    3. make ARCH=mips CROSS_COMPILE=/opt/cross/mipsel-linux-musl/bin/mipsel-linux-musl- O=./build/mipsel -j8
    4. cp build/mipsel/vmlinux ../firmadyne/binaries/vmlinux.mipsel


During development, the database was stored on a PostgreSQL server.


Although we cannot redistribute binary firmware, the data used for our experiments is available here.


Below are descriptions of tables in the schema.

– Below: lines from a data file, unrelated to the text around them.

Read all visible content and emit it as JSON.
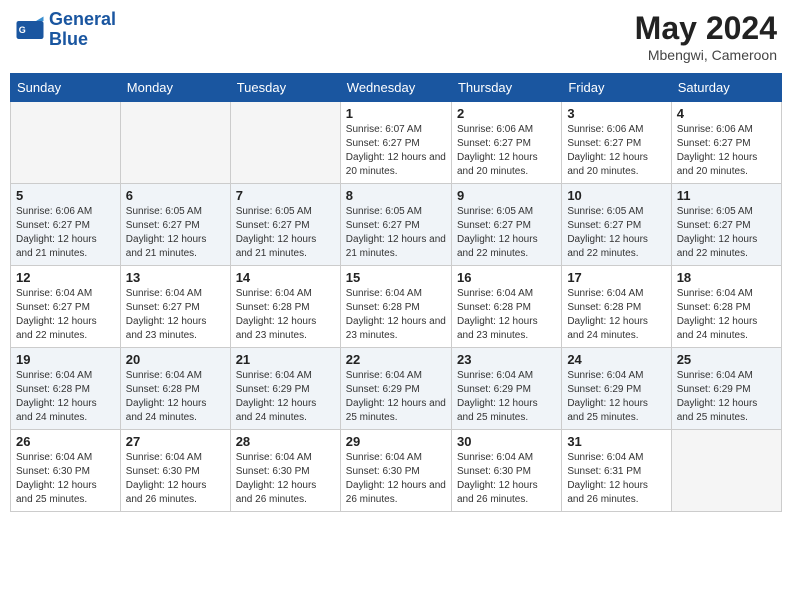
{
  "header": {
    "logo_line1": "General",
    "logo_line2": "Blue",
    "month_year": "May 2024",
    "location": "Mbengwi, Cameroon"
  },
  "weekdays": [
    "Sunday",
    "Monday",
    "Tuesday",
    "Wednesday",
    "Thursday",
    "Friday",
    "Saturday"
  ],
  "weeks": [
    [
      {
        "day": "",
        "info": ""
      },
      {
        "day": "",
        "info": ""
      },
      {
        "day": "",
        "info": ""
      },
      {
        "day": "1",
        "info": "Sunrise: 6:07 AM\nSunset: 6:27 PM\nDaylight: 12 hours\nand 20 minutes."
      },
      {
        "day": "2",
        "info": "Sunrise: 6:06 AM\nSunset: 6:27 PM\nDaylight: 12 hours\nand 20 minutes."
      },
      {
        "day": "3",
        "info": "Sunrise: 6:06 AM\nSunset: 6:27 PM\nDaylight: 12 hours\nand 20 minutes."
      },
      {
        "day": "4",
        "info": "Sunrise: 6:06 AM\nSunset: 6:27 PM\nDaylight: 12 hours\nand 20 minutes."
      }
    ],
    [
      {
        "day": "5",
        "info": "Sunrise: 6:06 AM\nSunset: 6:27 PM\nDaylight: 12 hours\nand 21 minutes."
      },
      {
        "day": "6",
        "info": "Sunrise: 6:05 AM\nSunset: 6:27 PM\nDaylight: 12 hours\nand 21 minutes."
      },
      {
        "day": "7",
        "info": "Sunrise: 6:05 AM\nSunset: 6:27 PM\nDaylight: 12 hours\nand 21 minutes."
      },
      {
        "day": "8",
        "info": "Sunrise: 6:05 AM\nSunset: 6:27 PM\nDaylight: 12 hours\nand 21 minutes."
      },
      {
        "day": "9",
        "info": "Sunrise: 6:05 AM\nSunset: 6:27 PM\nDaylight: 12 hours\nand 22 minutes."
      },
      {
        "day": "10",
        "info": "Sunrise: 6:05 AM\nSunset: 6:27 PM\nDaylight: 12 hours\nand 22 minutes."
      },
      {
        "day": "11",
        "info": "Sunrise: 6:05 AM\nSunset: 6:27 PM\nDaylight: 12 hours\nand 22 minutes."
      }
    ],
    [
      {
        "day": "12",
        "info": "Sunrise: 6:04 AM\nSunset: 6:27 PM\nDaylight: 12 hours\nand 22 minutes."
      },
      {
        "day": "13",
        "info": "Sunrise: 6:04 AM\nSunset: 6:27 PM\nDaylight: 12 hours\nand 23 minutes."
      },
      {
        "day": "14",
        "info": "Sunrise: 6:04 AM\nSunset: 6:28 PM\nDaylight: 12 hours\nand 23 minutes."
      },
      {
        "day": "15",
        "info": "Sunrise: 6:04 AM\nSunset: 6:28 PM\nDaylight: 12 hours\nand 23 minutes."
      },
      {
        "day": "16",
        "info": "Sunrise: 6:04 AM\nSunset: 6:28 PM\nDaylight: 12 hours\nand 23 minutes."
      },
      {
        "day": "17",
        "info": "Sunrise: 6:04 AM\nSunset: 6:28 PM\nDaylight: 12 hours\nand 24 minutes."
      },
      {
        "day": "18",
        "info": "Sunrise: 6:04 AM\nSunset: 6:28 PM\nDaylight: 12 hours\nand 24 minutes."
      }
    ],
    [
      {
        "day": "19",
        "info": "Sunrise: 6:04 AM\nSunset: 6:28 PM\nDaylight: 12 hours\nand 24 minutes."
      },
      {
        "day": "20",
        "info": "Sunrise: 6:04 AM\nSunset: 6:28 PM\nDaylight: 12 hours\nand 24 minutes."
      },
      {
        "day": "21",
        "info": "Sunrise: 6:04 AM\nSunset: 6:29 PM\nDaylight: 12 hours\nand 24 minutes."
      },
      {
        "day": "22",
        "info": "Sunrise: 6:04 AM\nSunset: 6:29 PM\nDaylight: 12 hours\nand 25 minutes."
      },
      {
        "day": "23",
        "info": "Sunrise: 6:04 AM\nSunset: 6:29 PM\nDaylight: 12 hours\nand 25 minutes."
      },
      {
        "day": "24",
        "info": "Sunrise: 6:04 AM\nSunset: 6:29 PM\nDaylight: 12 hours\nand 25 minutes."
      },
      {
        "day": "25",
        "info": "Sunrise: 6:04 AM\nSunset: 6:29 PM\nDaylight: 12 hours\nand 25 minutes."
      }
    ],
    [
      {
        "day": "26",
        "info": "Sunrise: 6:04 AM\nSunset: 6:30 PM\nDaylight: 12 hours\nand 25 minutes."
      },
      {
        "day": "27",
        "info": "Sunrise: 6:04 AM\nSunset: 6:30 PM\nDaylight: 12 hours\nand 26 minutes."
      },
      {
        "day": "28",
        "info": "Sunrise: 6:04 AM\nSunset: 6:30 PM\nDaylight: 12 hours\nand 26 minutes."
      },
      {
        "day": "29",
        "info": "Sunrise: 6:04 AM\nSunset: 6:30 PM\nDaylight: 12 hours\nand 26 minutes."
      },
      {
        "day": "30",
        "info": "Sunrise: 6:04 AM\nSunset: 6:30 PM\nDaylight: 12 hours\nand 26 minutes."
      },
      {
        "day": "31",
        "info": "Sunrise: 6:04 AM\nSunset: 6:31 PM\nDaylight: 12 hours\nand 26 minutes."
      },
      {
        "day": "",
        "info": ""
      }
    ]
  ]
}
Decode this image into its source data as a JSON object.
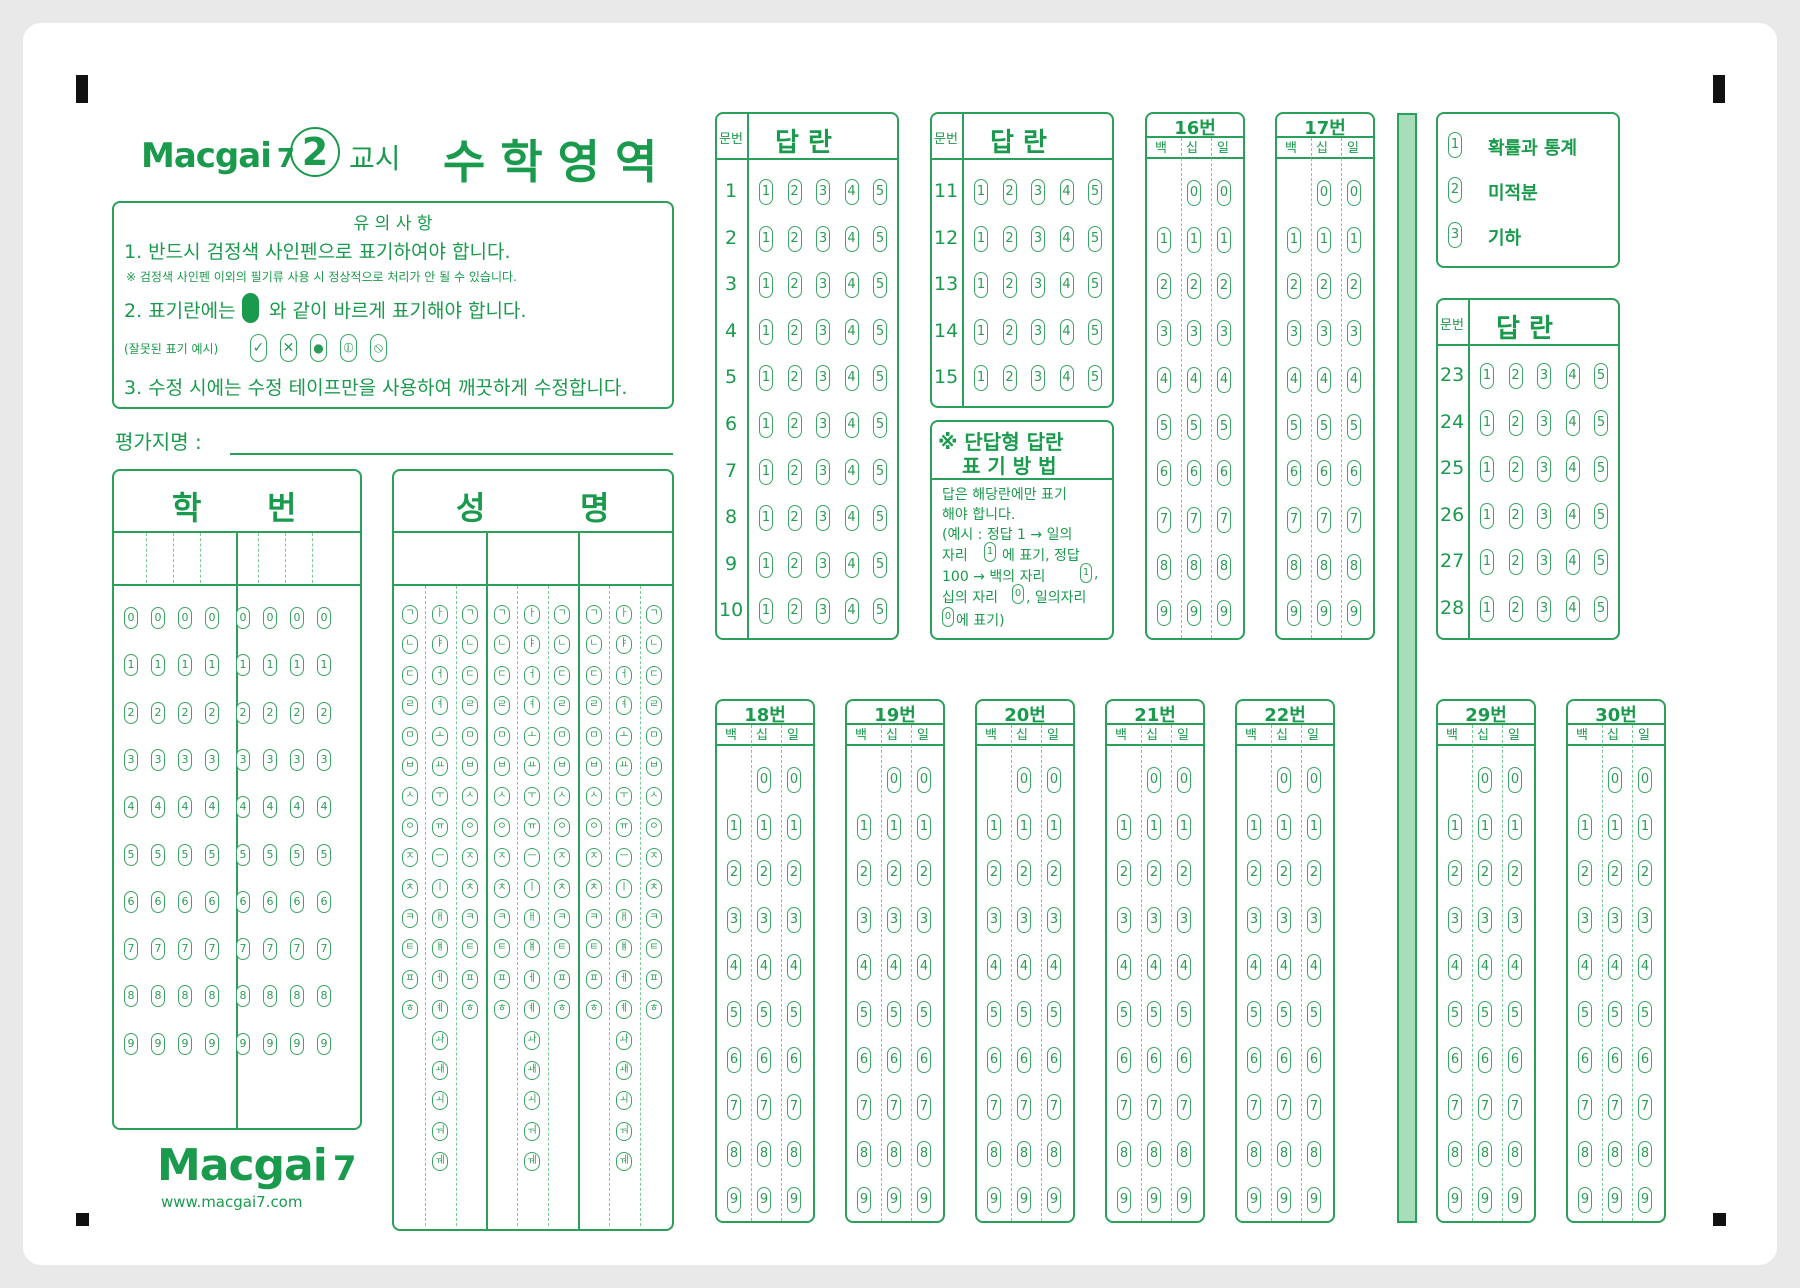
{
  "brand": {
    "logo": "Macgai",
    "logo_num": "7",
    "url": "www.macgai7.com"
  },
  "header": {
    "period_num": "2",
    "period_label": "교시",
    "subject": "수학영역"
  },
  "notice": {
    "title": "유 의 사 항",
    "line1": "1. 반드시 검정색 사인펜으로 표기하여야 합니다.",
    "line1_note": "※ 검정색 사인펜 이외의 필기류 사용 시 정상적으로 처리가 안 될 수 있습니다.",
    "line2_pre": "2. 표기란에는",
    "line2_post": "와 같이 바르게 표기해야 합니다.",
    "wrong_label": "(잘못된 표기 예시)",
    "wrong_marks": [
      "✓",
      "✕",
      "●",
      "⦶",
      "⦸"
    ],
    "line3": "3. 수정 시에는 수정 테이프만을 사용하여 깨끗하게 수정합니다."
  },
  "evaluator": {
    "label": "평가지명 :"
  },
  "student_id": {
    "title_a": "학",
    "title_b": "번",
    "digits": [
      "0",
      "1",
      "2",
      "3",
      "4",
      "5",
      "6",
      "7",
      "8",
      "9"
    ]
  },
  "name": {
    "title_a": "성",
    "title_b": "명",
    "consonants": [
      "ㄱ",
      "ㄴ",
      "ㄷ",
      "ㄹ",
      "ㅁ",
      "ㅂ",
      "ㅅ",
      "ㅇ",
      "ㅈ",
      "ㅊ",
      "ㅋ",
      "ㅌ",
      "ㅍ",
      "ㅎ"
    ],
    "vowels": [
      "ㅏ",
      "ㅑ",
      "ㅓ",
      "ㅕ",
      "ㅗ",
      "ㅛ",
      "ㅜ",
      "ㅠ",
      "ㅡ",
      "ㅣ",
      "ㅐ",
      "ㅒ",
      "ㅔ",
      "ㅖ",
      "ㅘ",
      "ㅙ",
      "ㅚ",
      "ㅝ",
      "ㅞ"
    ],
    "finals": [
      "ㄱ",
      "ㄴ",
      "ㄷ",
      "ㄹ",
      "ㅁ",
      "ㅂ",
      "ㅅ",
      "ㅇ",
      "ㅈ",
      "ㅊ",
      "ㅋ",
      "ㅌ",
      "ㅍ",
      "ㅎ"
    ]
  },
  "mc": {
    "head_num": "문번",
    "head_ans": "답   란",
    "choices": [
      "1",
      "2",
      "3",
      "4",
      "5"
    ],
    "block1": [
      "1",
      "2",
      "3",
      "4",
      "5",
      "6",
      "7",
      "8",
      "9",
      "10"
    ],
    "block2": [
      "11",
      "12",
      "13",
      "14",
      "15"
    ],
    "block3": [
      "23",
      "24",
      "25",
      "26",
      "27",
      "28"
    ]
  },
  "short_help": {
    "title1": "※ 단답형 답란",
    "title2": "표 기 방 법",
    "l1": "답은 해당란에만 표기",
    "l2": "해야 합니다.",
    "l3": "(예시 : 정답 1 → 일의",
    "l4a": "자리",
    "l4b": "에 표기, 정답",
    "l5a": "100 → 백의 자리",
    "l5b": ",",
    "l6a": "십의 자리",
    "l6b": ", 일의자리",
    "l7": "에 표기)",
    "ex1": "1",
    "ex0": "0"
  },
  "short": {
    "cols": [
      "백",
      "십",
      "일"
    ],
    "digits": [
      "0",
      "1",
      "2",
      "3",
      "4",
      "5",
      "6",
      "7",
      "8",
      "9"
    ],
    "top": [
      "16번",
      "17번"
    ],
    "bottom": [
      "18번",
      "19번",
      "20번",
      "21번",
      "22번",
      "29번",
      "30번"
    ]
  },
  "elective": {
    "options": [
      {
        "num": "1",
        "label": "확률과 통계"
      },
      {
        "num": "2",
        "label": "미적분"
      },
      {
        "num": "3",
        "label": "기하"
      }
    ]
  }
}
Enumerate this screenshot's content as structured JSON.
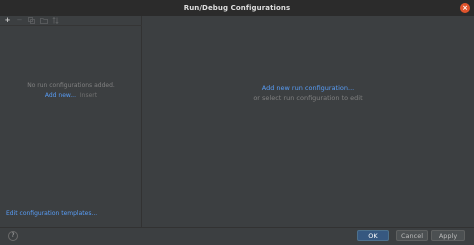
{
  "window": {
    "title": "Run/Debug Configurations",
    "close_glyph": "×"
  },
  "toolbar": {
    "items": [
      {
        "name": "add-icon",
        "glyph": "+"
      },
      {
        "name": "remove-icon",
        "glyph": "−"
      },
      {
        "name": "copy-icon",
        "glyph": "⧉"
      },
      {
        "name": "folder-icon",
        "glyph": "▭"
      },
      {
        "name": "sort-icon",
        "glyph": "⇅"
      }
    ]
  },
  "left_panel": {
    "empty_text": "No run configurations added.",
    "add_new_link": "Add new...",
    "add_new_shortcut": "Insert",
    "edit_templates_link": "Edit configuration templates..."
  },
  "right_panel": {
    "add_link": "Add new run configuration...",
    "hint": "or select run configuration to edit"
  },
  "buttons": {
    "help": "?",
    "ok": "OK",
    "cancel": "Cancel",
    "apply": "Apply"
  },
  "colors": {
    "background": "#3c3f41",
    "titlebar": "#2b2b2b",
    "link": "#589df6",
    "primary_button": "#365880",
    "close_button": "#e0542c"
  }
}
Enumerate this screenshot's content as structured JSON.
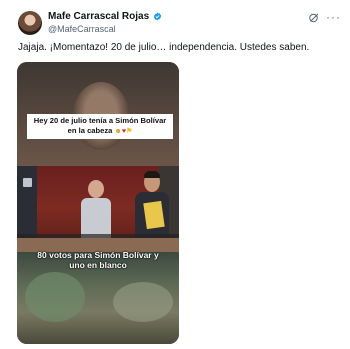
{
  "author": {
    "display_name": "Mafe Carrascal Rojas",
    "handle": "@MafeCarrascal"
  },
  "post": {
    "text": "Jajaja. ¡Momentazo! 20 de julio… independencia. Ustedes saben."
  },
  "media": {
    "top_caption": "Hey 20 de julio tenía a Simón Bolívar en la cabeza",
    "top_caption_emojis": [
      "laughing-face-emoji",
      "red-heart-emoji",
      "colombia-flag-emoji"
    ],
    "bottom_caption": "80 votos para Simón Bolívar y uno en blanco"
  },
  "colors": {
    "text": "#0f1419",
    "secondary_text": "#536471",
    "verified": "#1d9bf0",
    "chamber_red": "#7d2a22"
  },
  "icons": [
    "verified-badge-icon",
    "grok-icon",
    "more-options-icon"
  ]
}
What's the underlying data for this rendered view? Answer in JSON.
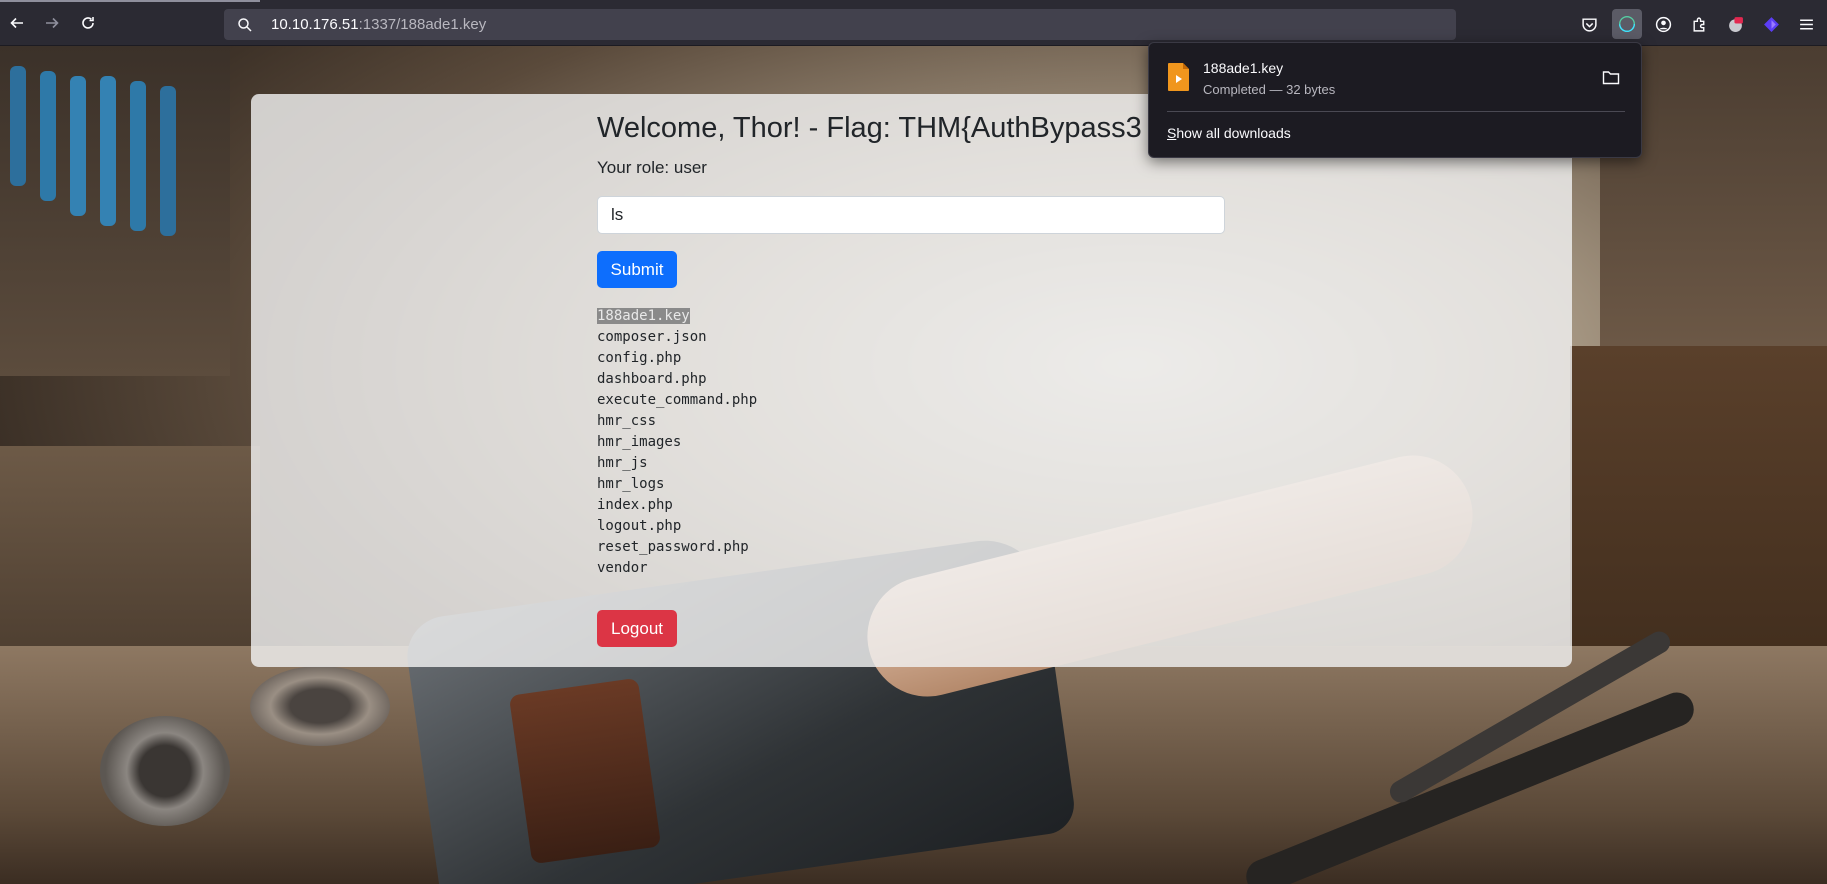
{
  "browser": {
    "url_host": "10.10.176.51",
    "url_rest": ":1337/188ade1.key"
  },
  "downloads": {
    "file_name": "188ade1.key",
    "status": "Completed — 32 bytes",
    "show_all_first": "S",
    "show_all_rest": "how all downloads"
  },
  "page": {
    "welcome": "Welcome, Thor! - Flag: THM{AuthBypass3",
    "role": "Your role: user",
    "command_value": "ls",
    "submit_label": "Submit",
    "logout_label": "Logout",
    "listing": [
      "188ade1.key",
      "composer.json",
      "config.php",
      "dashboard.php",
      "execute_command.php",
      "hmr_css",
      "hmr_images",
      "hmr_js",
      "hmr_logs",
      "index.php",
      "logout.php",
      "reset_password.php",
      "vendor"
    ]
  },
  "colors": {
    "submit": "#0d6efd",
    "logout": "#dc3545",
    "file_icon": "#f0961d"
  },
  "icons": {
    "back": "back-arrow-icon",
    "forward": "forward-arrow-icon",
    "reload": "reload-icon",
    "search": "search-icon",
    "pocket": "pocket-icon",
    "downloads": "download-icon",
    "account": "account-icon",
    "extensions": "extensions-icon",
    "menu": "hamburger-menu-icon",
    "folder": "folder-icon"
  }
}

  • brand: Stores brand names for each vendor.
Column Description
id Primary key
name Brand name
  • image: Stores information about each firmware image.
Column Description
id Primary key
filename File name
brand_id Foreign key to brand
hash MD5
rootfs_extracted Whether the primary filesystem was extracted
kernel_extracted Whether the kernel was extracted
arch Hardware architecture
kernel_version Version of the extracted kernel
  • object: Stores information about each file in a filesystem.
Column Description
id Primary key
hash MD5
  • object_to_image: Maps unique files to their firmware images.
Column Description
id Primary key
oid Foreign key to object
iid Foreign key to image
filename Full path to the file
regular_file Whether the file is regular
permissions File permissions in octal
uid Owner's user ID
gid Group's group ID
  • product
Column Description
id Primary key
iid Foreign key to image
url Download URL
mib_filename Filename of the SNMP MIB
mib_hash MD5 of the SNP MIB
mib_url Download URL of the SNMP MIB
sdk_filename Filename of the source SDK
sdk_hash MD5 of the source SDK
sdk_url Download URL of the source SDK
product Product name
version Version string
build Build string
date Release date


The results discussed in our paper were produced using pre-release versions of the following:

Open Source Agenda is not affiliated with "Firmadyne" Project. README Source: firmadyne/firmadyne
Open Issues
Last Commit
4 months ago

Open Source Agenda Badge

Open Source Agenda Rating